*** Opening of Source data ***
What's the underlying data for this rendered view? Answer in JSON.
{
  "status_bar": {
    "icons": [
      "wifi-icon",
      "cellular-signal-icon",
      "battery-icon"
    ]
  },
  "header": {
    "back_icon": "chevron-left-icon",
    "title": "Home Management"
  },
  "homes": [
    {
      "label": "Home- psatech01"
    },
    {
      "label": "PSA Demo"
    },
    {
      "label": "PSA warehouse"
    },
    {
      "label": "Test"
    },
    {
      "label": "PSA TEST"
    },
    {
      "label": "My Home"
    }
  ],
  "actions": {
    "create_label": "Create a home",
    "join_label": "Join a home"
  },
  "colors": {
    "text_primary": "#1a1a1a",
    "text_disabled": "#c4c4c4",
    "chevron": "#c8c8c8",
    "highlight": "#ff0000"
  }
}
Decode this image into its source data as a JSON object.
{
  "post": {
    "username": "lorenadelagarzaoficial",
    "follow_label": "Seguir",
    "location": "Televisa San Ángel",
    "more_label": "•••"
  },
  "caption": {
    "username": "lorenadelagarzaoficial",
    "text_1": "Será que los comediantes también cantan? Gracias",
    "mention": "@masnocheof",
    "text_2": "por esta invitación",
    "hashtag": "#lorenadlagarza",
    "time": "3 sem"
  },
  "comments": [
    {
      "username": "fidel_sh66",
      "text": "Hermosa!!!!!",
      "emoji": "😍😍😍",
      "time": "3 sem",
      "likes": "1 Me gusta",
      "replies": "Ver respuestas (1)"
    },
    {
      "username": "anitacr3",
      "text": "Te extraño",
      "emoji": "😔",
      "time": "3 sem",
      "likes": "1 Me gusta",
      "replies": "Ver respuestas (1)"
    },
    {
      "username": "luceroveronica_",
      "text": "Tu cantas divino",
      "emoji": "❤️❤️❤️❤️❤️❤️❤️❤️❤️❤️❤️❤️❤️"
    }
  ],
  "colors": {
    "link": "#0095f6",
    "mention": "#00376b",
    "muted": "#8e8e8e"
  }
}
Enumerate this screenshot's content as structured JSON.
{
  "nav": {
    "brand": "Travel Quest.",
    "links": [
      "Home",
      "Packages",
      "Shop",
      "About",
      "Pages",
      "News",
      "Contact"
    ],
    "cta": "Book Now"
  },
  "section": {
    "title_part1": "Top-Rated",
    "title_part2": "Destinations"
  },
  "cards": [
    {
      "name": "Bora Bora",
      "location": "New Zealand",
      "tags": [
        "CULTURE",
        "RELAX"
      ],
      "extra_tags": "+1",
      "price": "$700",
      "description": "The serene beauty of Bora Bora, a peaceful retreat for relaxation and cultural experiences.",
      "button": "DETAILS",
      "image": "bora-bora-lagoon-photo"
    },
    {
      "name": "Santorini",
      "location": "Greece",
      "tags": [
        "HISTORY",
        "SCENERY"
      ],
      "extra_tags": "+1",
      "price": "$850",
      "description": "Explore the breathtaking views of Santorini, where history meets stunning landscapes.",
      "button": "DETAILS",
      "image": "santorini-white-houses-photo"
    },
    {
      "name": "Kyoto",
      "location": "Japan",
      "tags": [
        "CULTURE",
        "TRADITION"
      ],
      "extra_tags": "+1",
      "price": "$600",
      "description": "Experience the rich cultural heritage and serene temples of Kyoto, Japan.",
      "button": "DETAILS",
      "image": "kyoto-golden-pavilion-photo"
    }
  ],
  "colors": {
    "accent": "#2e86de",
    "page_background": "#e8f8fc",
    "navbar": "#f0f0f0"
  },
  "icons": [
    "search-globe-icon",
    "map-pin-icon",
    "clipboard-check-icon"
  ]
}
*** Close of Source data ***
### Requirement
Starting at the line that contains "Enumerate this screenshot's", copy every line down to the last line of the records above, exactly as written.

### Exercise answer
Enumerate this screenshot's content as structured JSON.
{
  "nav": {
    "brand": "Travel Quest.",
    "links": [
      "Home",
      "Packages",
      "Shop",
      "About",
      "Pages",
      "News",
      "Contact"
    ],
    "cta": "Book Now"
  },
  "section": {
    "title_part1": "Top-Rated",
    "title_part2": "Destinations"
  },
  "cards": [
    {
      "name": "Bora Bora",
      "location": "New Zealand",
      "tags": [
        "CULTURE",
        "RELAX"
      ],
      "extra_tags": "+1",
      "price": "$700",
      "description": "The serene beauty of Bora Bora, a peaceful retreat for relaxation and cultural experiences.",
      "button": "DETAILS",
      "image": "bora-bora-lagoon-photo"
    },
    {
      "name": "Santorini",
      "location": "Greece",
      "tags": [
        "HISTORY",
        "SCENERY"
      ],
      "extra_tags": "+1",
      "price": "$850",
      "description": "Explore the breathtaking views of Santorini, where history meets stunning landscapes.",
      "button": "DETAILS",
      "image": "santorini-white-houses-photo"
    },
    {
      "name": "Kyoto",
      "location": "Japan",
      "tags": [
        "CULTURE",
        "TRADITION"
      ],
      "extra_tags": "+1",
      "price": "$600",
      "description": "Experience the rich cultural heritage and serene temples of Kyoto, Japan.",
      "button": "DETAILS",
      "image": "kyoto-golden-pavilion-photo"
    }
  ],
  "colors": {
    "accent": "#2e86de",
    "page_background": "#e8f8fc",
    "navbar": "#f0f0f0"
  },
  "icons": [
    "search-globe-icon",
    "map-pin-icon",
    "clipboard-check-icon"
  ]
}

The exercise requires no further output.